=== DATA SHOWN ===

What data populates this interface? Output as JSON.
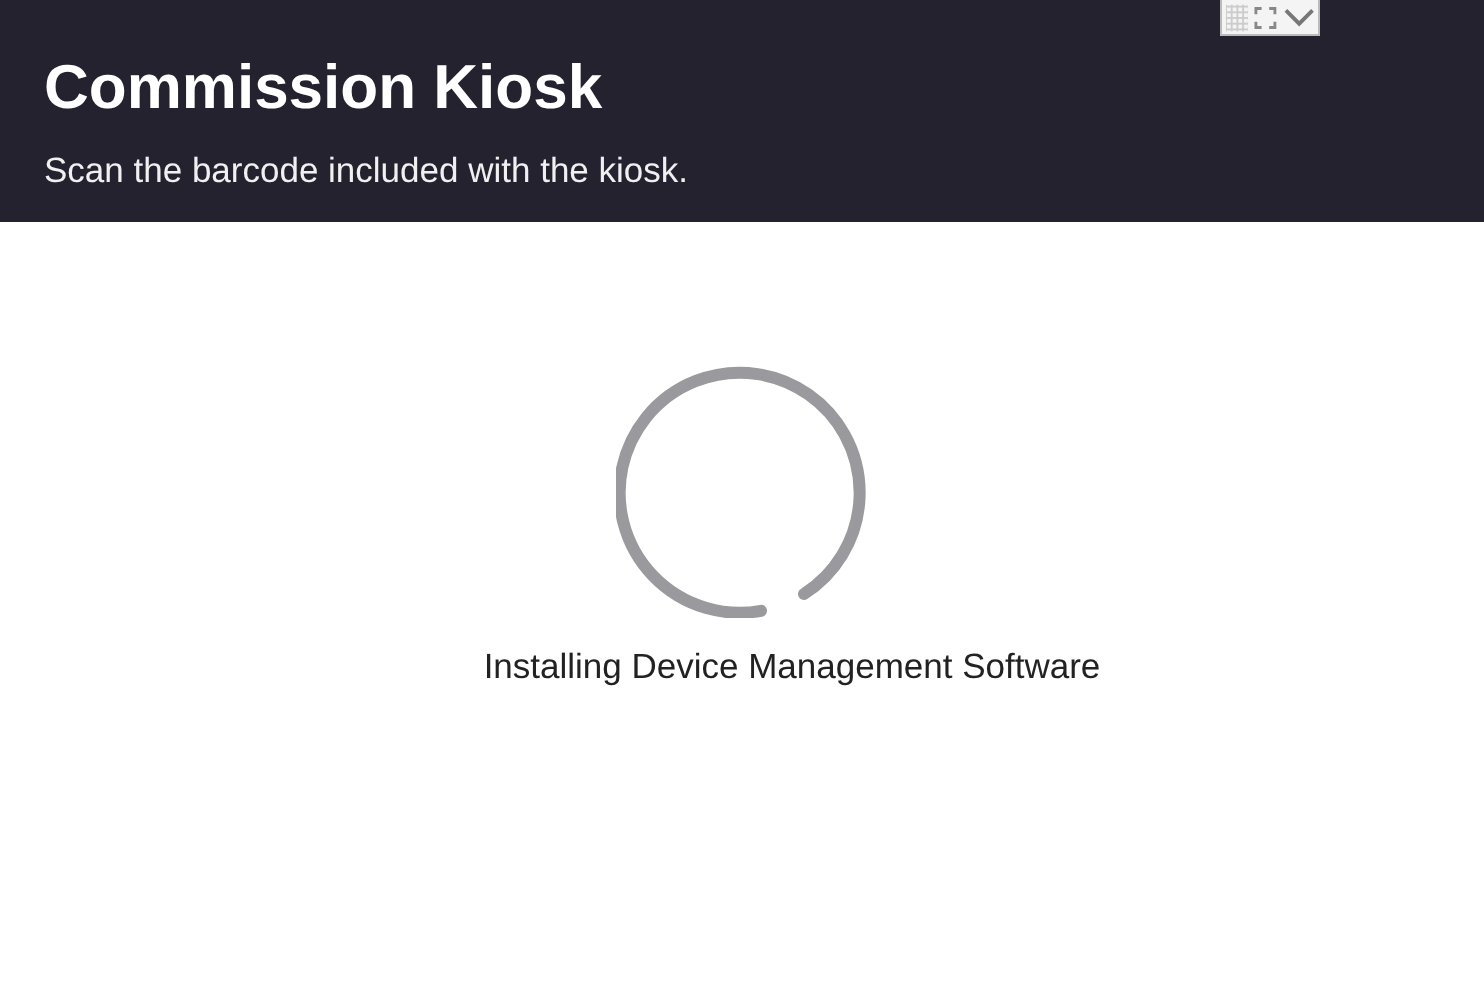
{
  "header": {
    "title": "Commission Kiosk",
    "subtitle": "Scan the barcode included with the kiosk."
  },
  "status": {
    "message": "Installing Device Management Software"
  }
}
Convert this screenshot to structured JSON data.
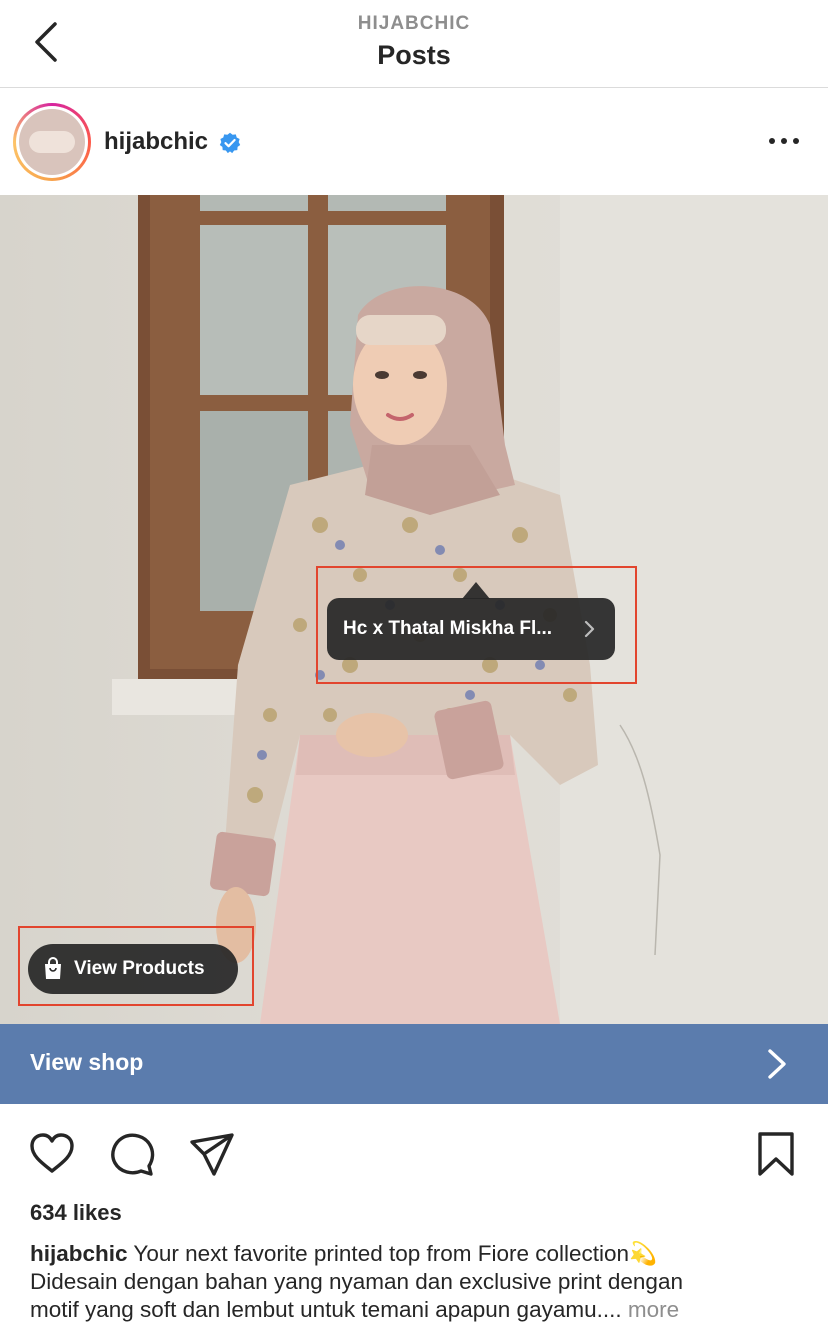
{
  "header": {
    "account_label": "HIJABCHIC",
    "title": "Posts"
  },
  "post": {
    "username": "hijabchic",
    "verified": true,
    "product_tag": "Hc x Thatal Miskha Fl...",
    "view_products_label": "View Products",
    "view_shop_label": "View shop",
    "likes": "634 likes",
    "caption_user": "hijabchic",
    "caption_line1": "Your next favorite printed top from Fiore collection💫",
    "caption_line2": "Didesain dengan bahan yang nyaman dan exclusive print dengan",
    "caption_line3": "motif yang soft dan lembut untuk temani apapun gayamu....",
    "more_label": "more"
  },
  "icons": {
    "back": "chevron-left-icon",
    "verified": "verified-badge-icon",
    "more": "more-dots-icon",
    "bag": "shopping-bag-icon",
    "like": "heart-icon",
    "comment": "comment-bubble-icon",
    "share": "paper-plane-icon",
    "save": "bookmark-icon"
  },
  "colors": {
    "view_shop_bar": "#5b7cad",
    "verified_blue": "#3897f0",
    "highlight": "#e2452e"
  }
}
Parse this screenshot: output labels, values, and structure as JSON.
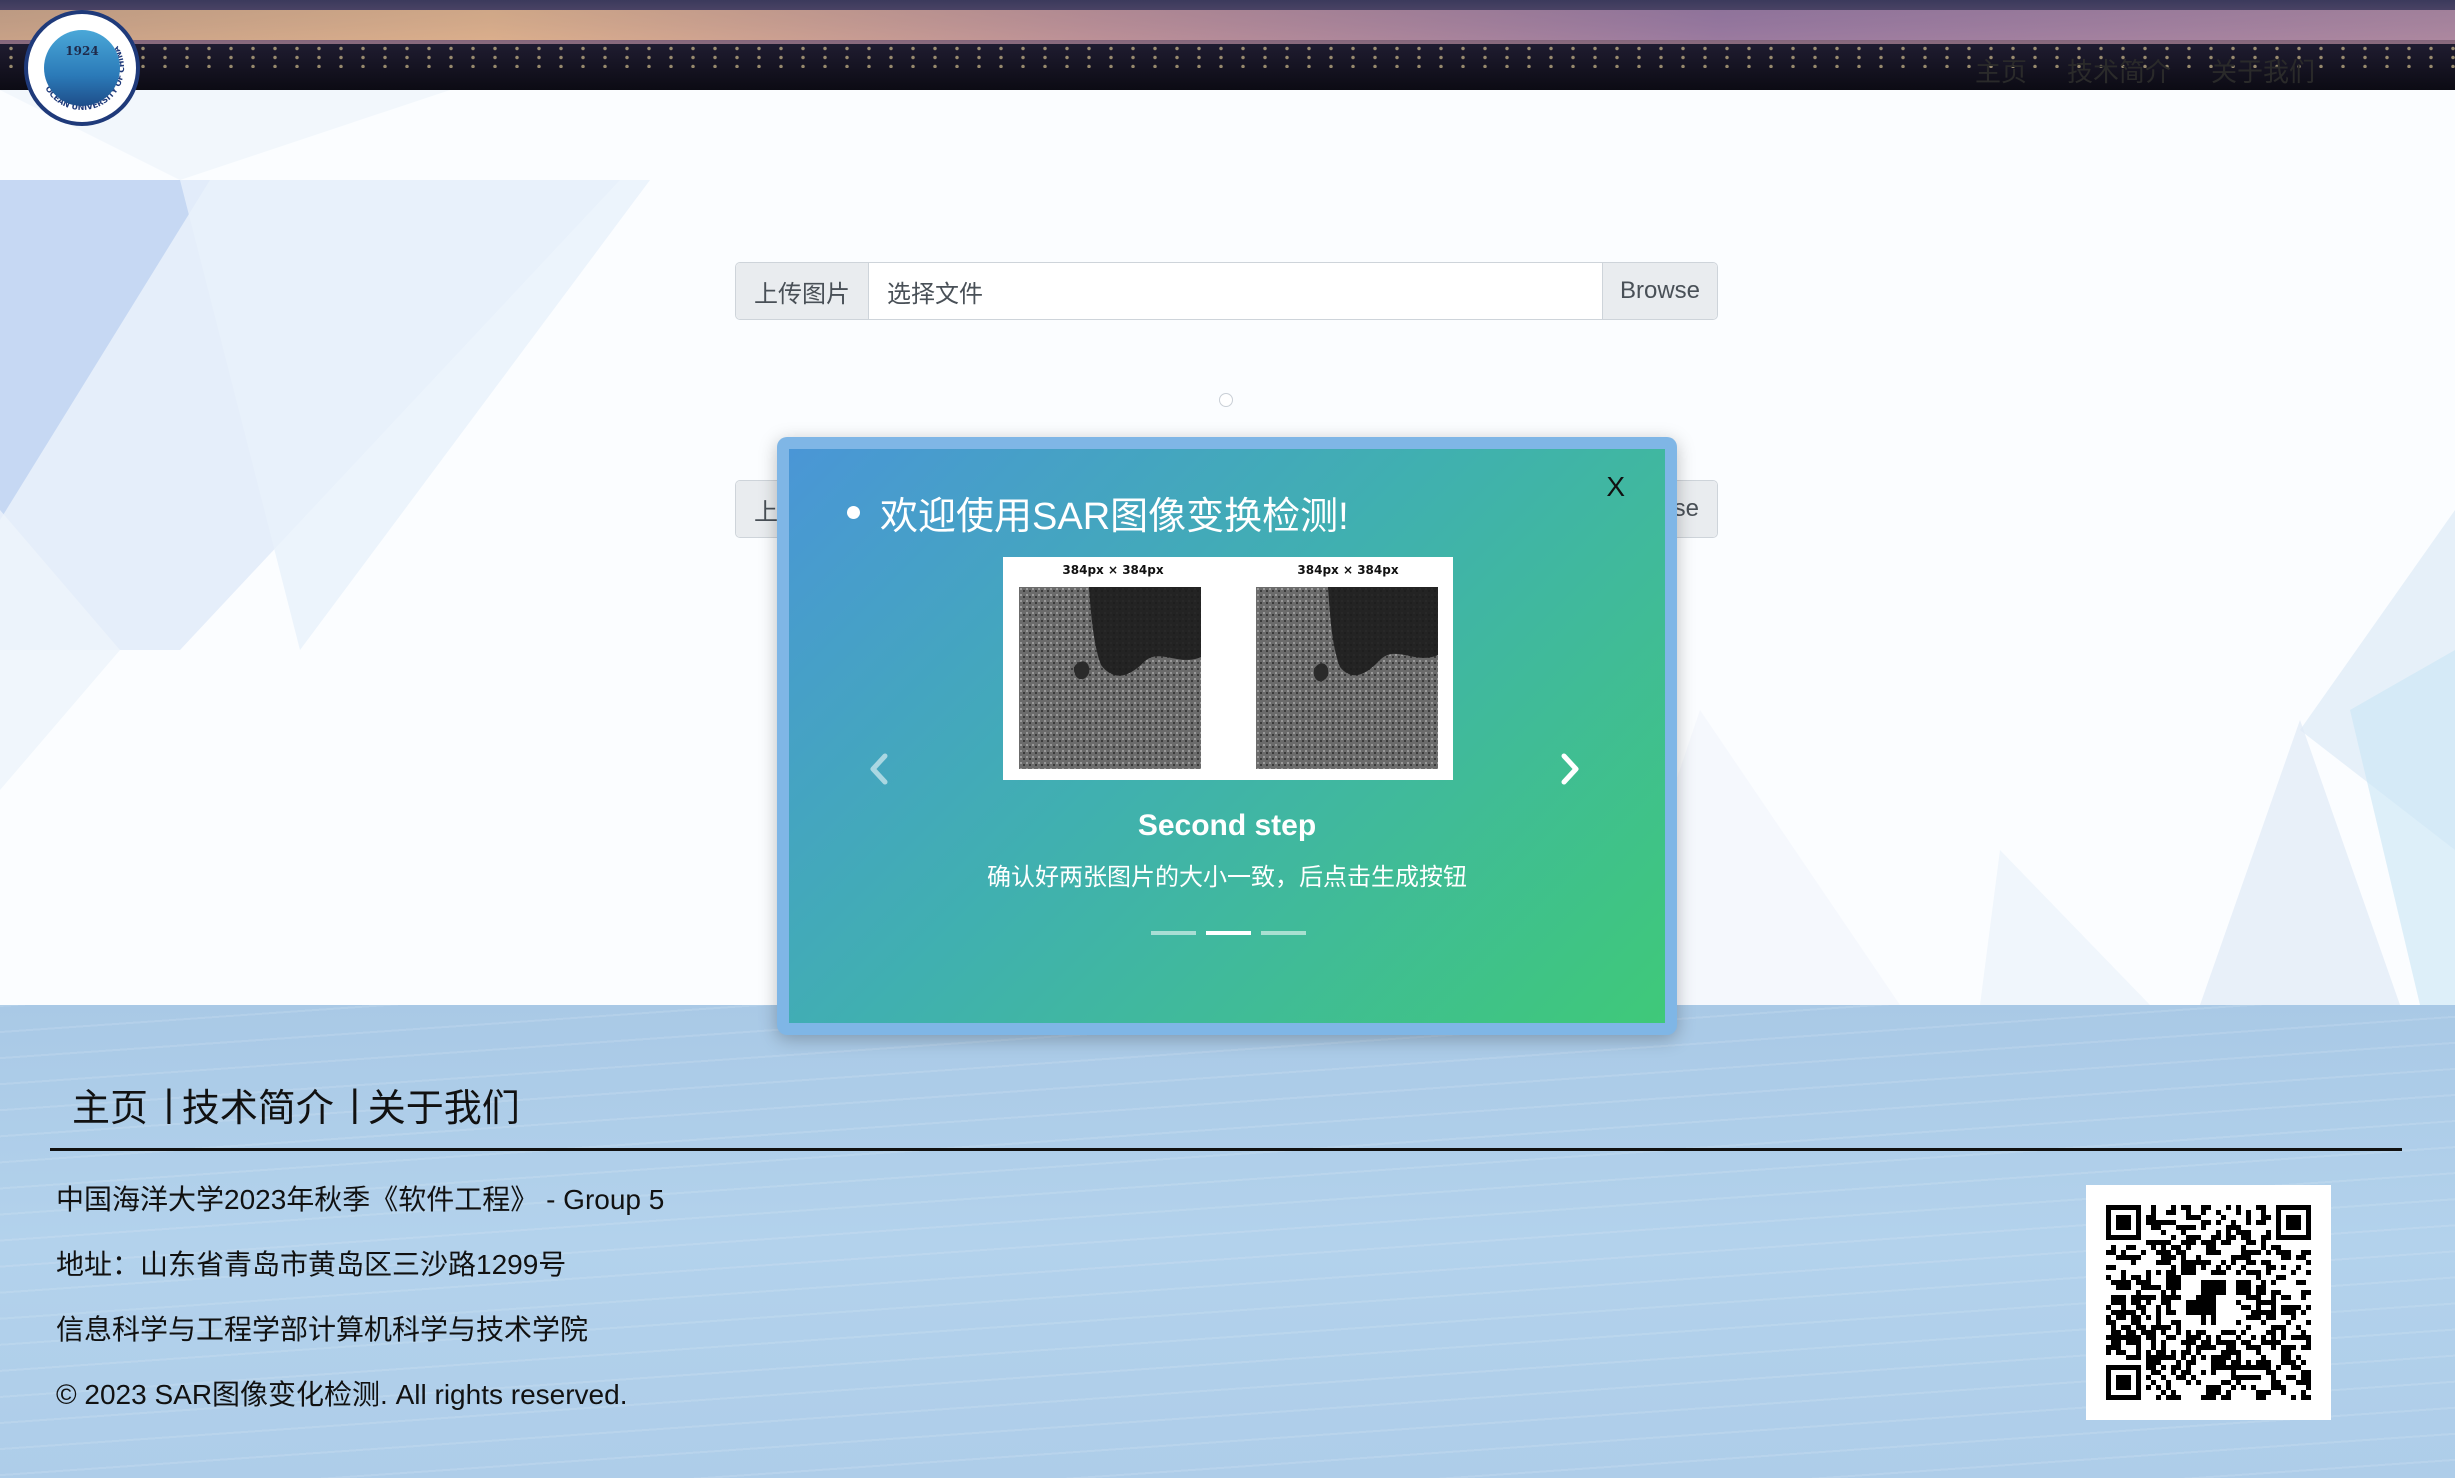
{
  "header": {
    "nav": [
      "主页",
      "技术简介",
      "关于我们"
    ]
  },
  "logo": {
    "year": "1924",
    "ring_text": "OCEAN UNIVERSITY OF CHINA"
  },
  "upload": {
    "rows": [
      {
        "label": "上传图片",
        "placeholder": "选择文件",
        "button": "Browse"
      },
      {
        "label": "上",
        "placeholder": "",
        "button": "se"
      }
    ]
  },
  "modal": {
    "close_label": "X",
    "title": "欢迎使用SAR图像变换检测!",
    "image_caption_left": "384px × 384px",
    "image_caption_right": "384px × 384px",
    "slide_heading": "Second step",
    "slide_text": "确认好两张图片的大小一致，后点击生成按钮",
    "indicators_total": 3,
    "active_index": 1
  },
  "footer": {
    "nav": [
      "主页",
      "技术简介",
      "关于我们"
    ],
    "separator": "|",
    "lines": [
      "中国海洋大学2023年秋季《软件工程》 - Group 5",
      "地址：山东省青岛市黄岛区三沙路1299号",
      "信息科学与工程学部计算机科学与技术学院",
      "© 2023 SAR图像变化检测. All rights reserved."
    ]
  },
  "icons": {
    "prev": "chevron-left-icon",
    "next": "chevron-right-icon",
    "qr": "qr-code-icon"
  }
}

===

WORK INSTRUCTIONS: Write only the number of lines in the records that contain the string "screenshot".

SOLUTION: 2